Native American Professor Discriminated Against White Student

A lecturer at San Diego State University was found to have discriminated and retaliated against a student because she was white, a six-month investigation by the California Department of Justice discovered.

The investigation concluded that lecturer Oscar “Ozzie” Monge, who is Native American, had an argument with then-student Crystal Sudano, who is white, after she challenged his thesis on the school’s Aztec mascot, the school newspaper The Daily Aztec reported.

“The first of which — that Monge discriminated against Sudano on the basis of a disability — was found to not be supported by the evidence. However, the final three — discrimination based on race, racial harassment and retaliation — were,” according to the Aztec.

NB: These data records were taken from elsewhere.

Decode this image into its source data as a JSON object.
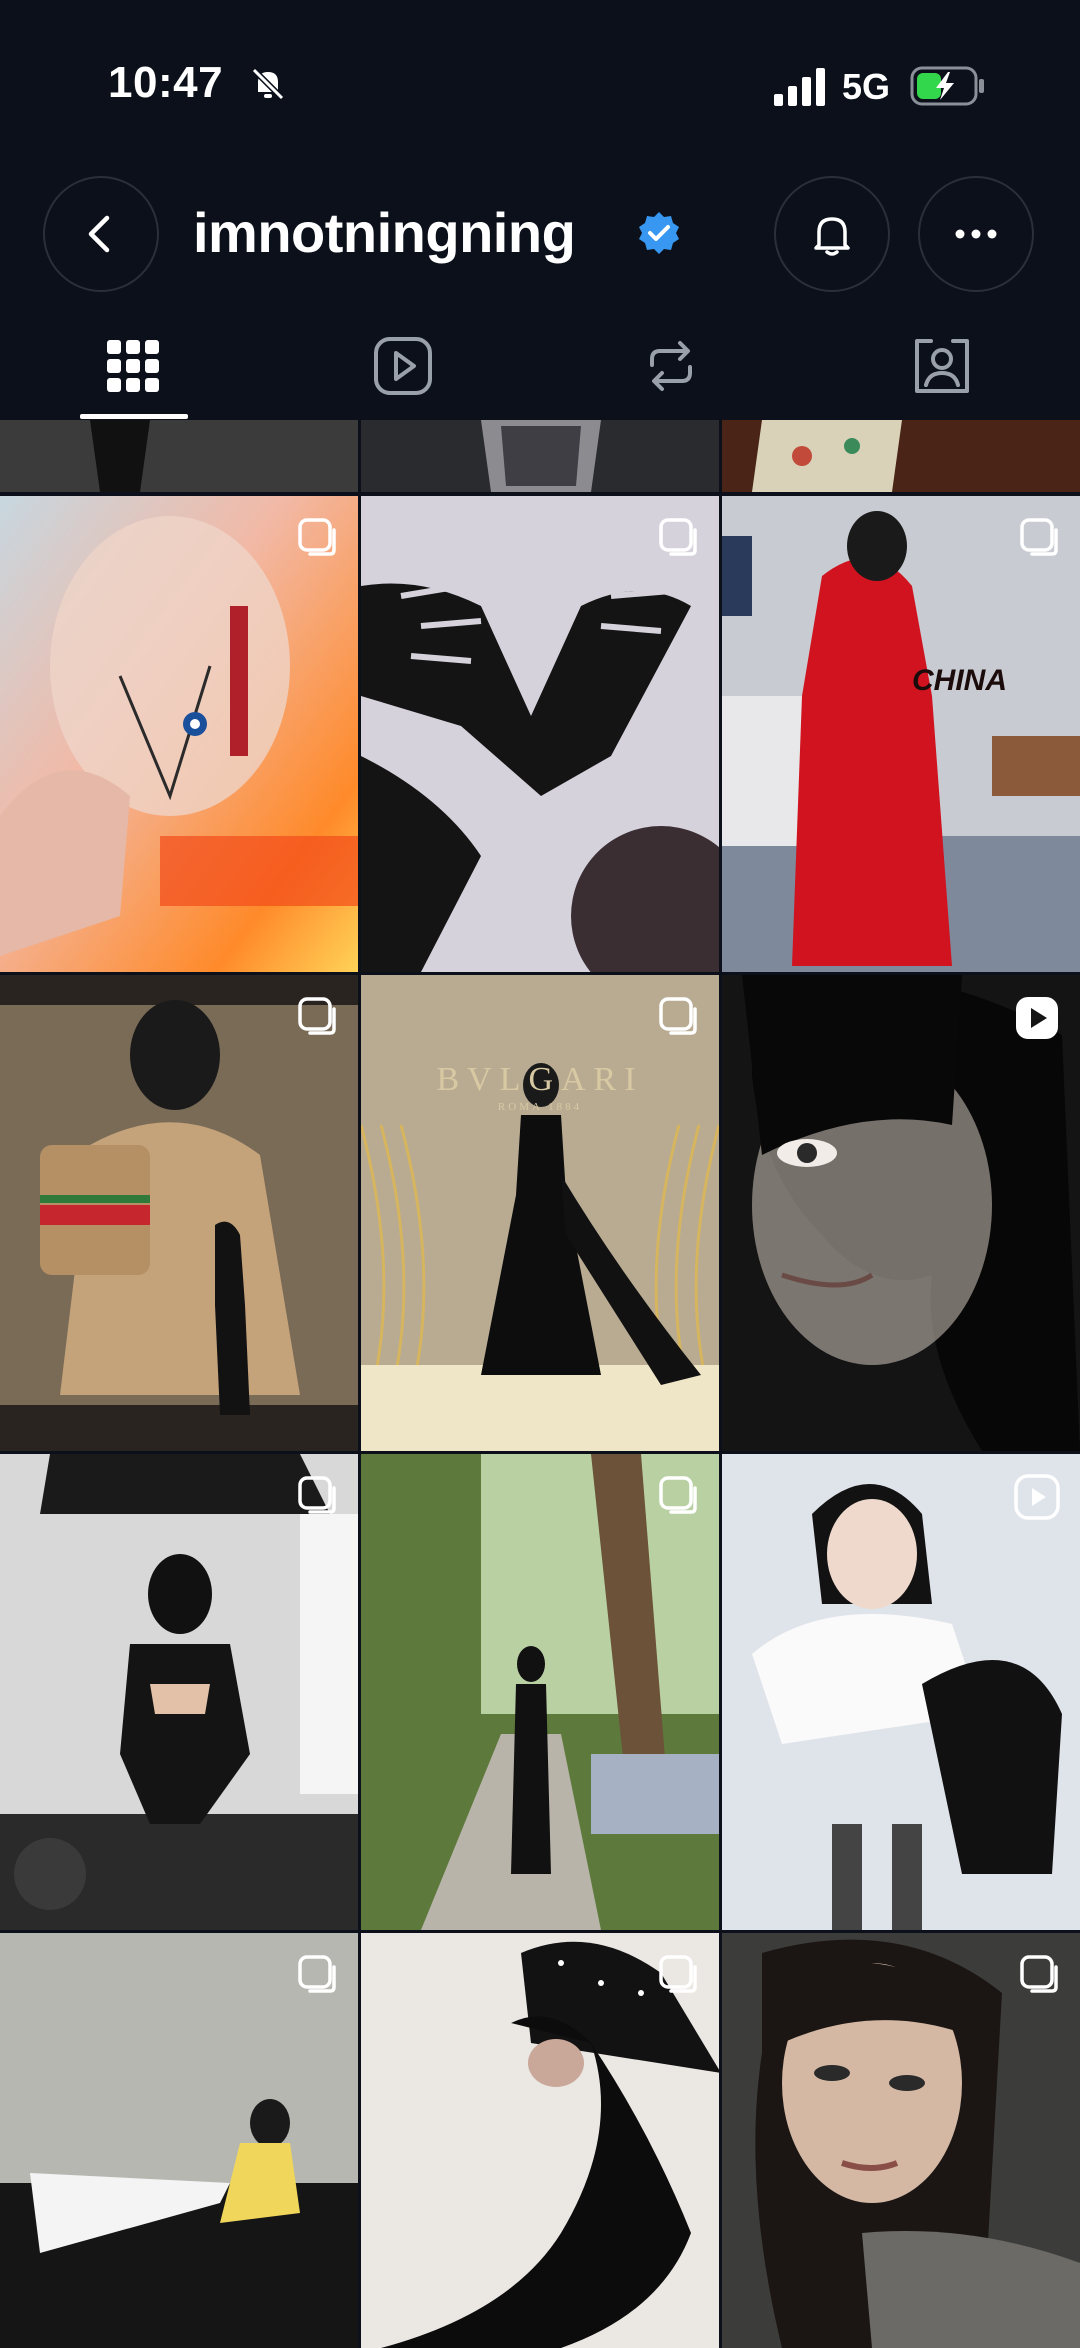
{
  "status_bar": {
    "time": "10:47",
    "network": "5G",
    "icons": [
      "bell-slash-icon",
      "cellular-signal-icon",
      "battery-charging-icon"
    ]
  },
  "header": {
    "username": "imnotningning",
    "verified": true,
    "icons": [
      "chevron-left-icon",
      "verified-badge-icon",
      "bell-icon",
      "more-horizontal-icon"
    ]
  },
  "tabs": [
    {
      "name": "posts-grid",
      "icon": "grid-icon",
      "active": true
    },
    {
      "name": "reels",
      "icon": "play-icon",
      "active": false
    },
    {
      "name": "reposts",
      "icon": "repost-icon",
      "active": false
    },
    {
      "name": "tagged",
      "icon": "person-tag-icon",
      "active": false
    }
  ],
  "posts": [
    {
      "type": "carousel",
      "bg": "#2a2a2a"
    },
    {
      "type": "carousel",
      "bg": "#1f2126"
    },
    {
      "type": "carousel",
      "bg": "#3a1f14"
    },
    {
      "type": "carousel",
      "bg": "#e8b39a"
    },
    {
      "type": "carousel",
      "bg": "#d6d2dc"
    },
    {
      "type": "carousel",
      "bg": "#c8ccd2"
    },
    {
      "type": "carousel",
      "bg": "#7a6b57"
    },
    {
      "type": "carousel",
      "bg": "#b8ab92",
      "brand": "BVLGARI",
      "brand_sub": "ROMA 1884"
    },
    {
      "type": "reel",
      "bg": "#141414"
    },
    {
      "type": "carousel",
      "bg": "#d8d8d8"
    },
    {
      "type": "carousel",
      "bg": "#5d7a3c"
    },
    {
      "type": "reel",
      "bg": "#dfe3ea"
    },
    {
      "type": "carousel",
      "bg": "#b7b7b2"
    },
    {
      "type": "carousel",
      "bg": "#ebe7e3"
    },
    {
      "type": "carousel",
      "bg": "#3c3c3a"
    }
  ],
  "post_texts": {
    "jacket": "CHINA"
  },
  "colors": {
    "background": "#0b101a",
    "verified_blue": "#3897f0",
    "button_border": "#2a303b"
  }
}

But the harassment over her critique of his thesis was not the first time the two butted heads:

In 2011, Sudano organized protest rallies and participated in the “Occupy” movement, the report said. Monge introduced himself to Sudano in a Facebook post, and the two sporadically communicated over a period of a few years.

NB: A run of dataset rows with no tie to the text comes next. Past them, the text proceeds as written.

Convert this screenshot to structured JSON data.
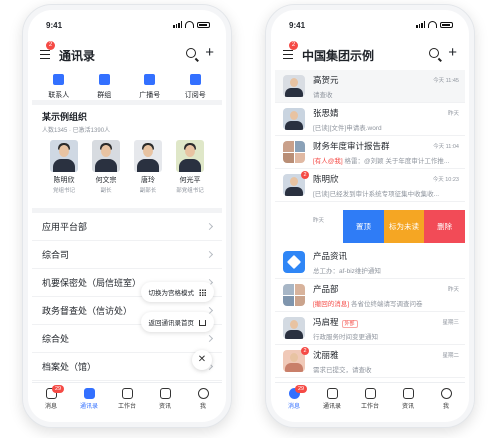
{
  "left": {
    "time": "9:41",
    "menu_badge": "2",
    "title": "通讯录",
    "quick_actions": [
      {
        "label": "联系人",
        "icon": "contacts-icon"
      },
      {
        "label": "群组",
        "icon": "group-icon"
      },
      {
        "label": "广播号",
        "icon": "broadcast-icon"
      },
      {
        "label": "订阅号",
        "icon": "subscription-icon"
      }
    ],
    "org": {
      "name": "某示例组织",
      "sub": "人数1345 · 已激活1390人",
      "leaders": [
        {
          "name": "陈明欣",
          "title": "党组书记"
        },
        {
          "name": "何文宗",
          "title": "副长"
        },
        {
          "name": "唐玲",
          "title": "副部长"
        },
        {
          "name": "何光平",
          "title": "部党组书记"
        }
      ]
    },
    "departments": [
      "应用平台部",
      "综合司",
      "机要保密处（局信班室）",
      "政务督查处（信访处）",
      "综合处",
      "档案处（馆）"
    ],
    "floating": {
      "grid_mode": "切换为宫格模式",
      "back_home": "返回通讯录首页",
      "close": "✕"
    },
    "tabs": [
      {
        "label": "消息",
        "badge": "29"
      },
      {
        "label": "通讯录",
        "badge": ""
      },
      {
        "label": "工作台",
        "badge": ""
      },
      {
        "label": "资讯",
        "badge": ""
      },
      {
        "label": "我",
        "badge": ""
      }
    ]
  },
  "right": {
    "time": "9:41",
    "menu_badge": "2",
    "title": "中国集团示例",
    "chats": [
      {
        "name": "高贺元",
        "time": "今天 11:45",
        "msg": "请查收",
        "prefix": "",
        "badge": "",
        "avatar": "person"
      },
      {
        "name": "张思婧",
        "time": "昨天",
        "msg": "[已读][文件]申请表.word",
        "prefix": "",
        "badge": "",
        "avatar": "person"
      },
      {
        "name": "财务年度审计报告群",
        "time": "今天 11:04",
        "msg": "格雷：@刘颖 关于年度审计工作推...",
        "prefix": "[有人@我]",
        "badge": "",
        "avatar": "group"
      },
      {
        "name": "陈明欣",
        "time": "今天 10:23",
        "msg": "[已读]已经发到审计系统专项征集中收集收...",
        "prefix": "",
        "badge": "2",
        "avatar": "person"
      },
      {
        "name": "产品资讯",
        "time": "",
        "msg": "总工办：af-biz维护通知",
        "prefix": "",
        "badge": "",
        "avatar": "app"
      },
      {
        "name": "产品部",
        "time": "昨天",
        "msg": "各省位终端请写调查问卷",
        "prefix": "[撤回的消息]",
        "badge": "",
        "avatar": "group"
      },
      {
        "name": "冯启程",
        "time": "星期三",
        "msg": "行政服务时间变更通知",
        "prefix": "",
        "badge": "",
        "avatar": "person",
        "tag": "外部"
      },
      {
        "name": "沈丽雅",
        "time": "星期二",
        "msg": "需求已提交，请查收",
        "prefix": "",
        "badge": "2",
        "avatar": "person"
      }
    ],
    "swipe": {
      "time": "昨天",
      "actions": [
        {
          "label": "置顶",
          "color": "#2f7cf6"
        },
        {
          "label": "标为未读",
          "color": "#f5a623"
        },
        {
          "label": "删除",
          "color": "#f24b57"
        }
      ]
    },
    "tabs": [
      {
        "label": "消息",
        "badge": "29"
      },
      {
        "label": "通讯录",
        "badge": ""
      },
      {
        "label": "工作台",
        "badge": ""
      },
      {
        "label": "资讯",
        "badge": ""
      },
      {
        "label": "我",
        "badge": ""
      }
    ]
  },
  "colors": {
    "accent": "#3370ff",
    "badge": "#f54a45"
  }
}
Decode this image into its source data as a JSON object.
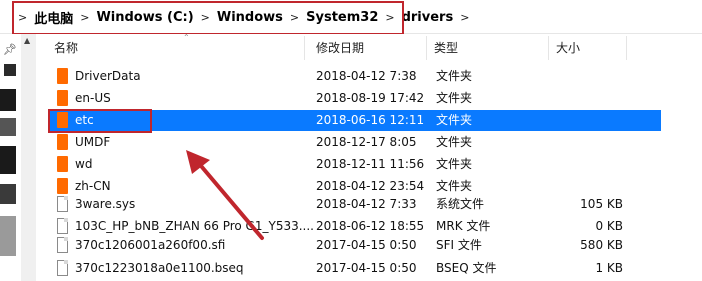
{
  "breadcrumb": [
    "此电脑",
    "Windows (C:)",
    "Windows",
    "System32",
    "drivers"
  ],
  "breadcrumb_separator": ">",
  "columns": {
    "name": "名称",
    "modified": "修改日期",
    "type": "类型",
    "size": "大小"
  },
  "rows": [
    {
      "name": "DriverData",
      "modified": "2018-04-12 7:38",
      "type": "文件夹",
      "size": "",
      "icon": "folder-icon"
    },
    {
      "name": "en-US",
      "modified": "2018-08-19 17:42",
      "type": "文件夹",
      "size": "",
      "icon": "folder-icon"
    },
    {
      "name": "etc",
      "modified": "2018-06-16 12:11",
      "type": "文件夹",
      "size": "",
      "icon": "folder-icon",
      "selected": true
    },
    {
      "name": "UMDF",
      "modified": "2018-12-17 8:05",
      "type": "文件夹",
      "size": "",
      "icon": "folder-icon"
    },
    {
      "name": "wd",
      "modified": "2018-12-11 11:56",
      "type": "文件夹",
      "size": "",
      "icon": "folder-icon"
    },
    {
      "name": "zh-CN",
      "modified": "2018-04-12 23:54",
      "type": "文件夹",
      "size": "",
      "icon": "folder-icon"
    },
    {
      "name": "3ware.sys",
      "modified": "2018-04-12 7:33",
      "type": "系统文件",
      "size": "105 KB",
      "icon": "file-icon"
    },
    {
      "name": "103C_HP_bNB_ZHAN 66 Pro G1_Y533....",
      "modified": "2018-06-12 18:55",
      "type": "MRK 文件",
      "size": "0 KB",
      "icon": "file-icon"
    },
    {
      "name": "370c1206001a260f00.sfi",
      "modified": "2017-04-15 0:50",
      "type": "SFI 文件",
      "size": "580 KB",
      "icon": "file-icon"
    },
    {
      "name": "370c1223018a0e1100.bseq",
      "modified": "2017-04-15 0:50",
      "type": "BSEQ 文件",
      "size": "1 KB",
      "icon": "file-icon"
    }
  ],
  "colors": {
    "selection": "#0a7aff",
    "annotation": "#c0262d",
    "folder": "#ff6a00"
  }
}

They ran into each other again outside of a professor’s office in spring 2016. During this encounter, Sudano said Monge referred to her T-shirt — which bore a stylized SDSU logo with a spear through it — as “racist.”

She signed up for his class the following semester as a late add, with her first day of class on Feb. 7, 2017.

Immediately before Sudano enrolled in the class, she and Monge had a Facebook interaction in which Monge said his effort to remove the Aztec mascot from SDSU was being hampered by a lack of support from Native American students.

Monge sent Sudano at least 15 harassing Facebook messages after she challenged his thesis.

In one he said “all you need is 1 Native (American) student to say they love Aztecs and out it goes. I can provide 1000 white students who agree, but they’ll focus on the 1 ignorant native who doesn’t.”

In another, he explained that the Native American Student Alliance did not back his thesis because “a couple of white students who are members, who apparently have great grandmothers tgat (sic) are Cherokee Princesses (sic).”

Monge also criticized the school’s Associated Students because of its whiteness.

“The AS is something else that confuses me … the way it’s structured, the way it runs And (sic) how damned white it is,” he said.

Sudan argued, saying that “The idea is that EVERYONE no matter ho (sic) low on the totem pole you are, shared governance is what gives the lowest man the right to share his opinion and for that opinion to be heard.”

Monge told her not to use the term “totem pole” and went on to refer to other students as “Uncle Toms” and “Frat Bros and Sorority Sisters … who do not easily empathize with non-whiteness.”

Monge blocked her Facebook after the two continued to argue, but first he threatened to change her grade as revenge.

“Monge retaliated against Sudano … after she complained to [him] about his discriminatory and harassing conduct, and appeared to undermine Monge’s thesis in the mascot resolution debate. Monge told Sudano that her grade would be lowered, ultimately causing her to seek a constructive withdrawal from [his] class,” the investigation discovered, according to the Aztec.

“The messages Monge sent to Sudano demonstrate that Monge has an animus against white people” and “Monge uses ‘white’ whenever he wishes to explain someone who has done something wrong, or bad.”

In his letter to investigators, Monge made no secret about his anger against white people.

“It is quite easy to argue that ‘whiteness’ is synonymous with evil,” he wrote.

The university issued a statement on the matter, but did not get into specifics due to privacy concerns.

“San Diego State University is committed to creating a learning environment where everyone is treated with respect and dignity. The university prohibits discriminatory behavior and harassment of any kind on campus, and takes allegations of misconduct by any member of the campus community very seriously,” it said. “The university responds to all reports of alleged violations by members of the campus community, and takes appropriate action to prevent, investigate, correct or discipline such conduct. San Diego State University does not discuss pending matters due to privacy rights of all parties involved and to protect the integrity of the review process.”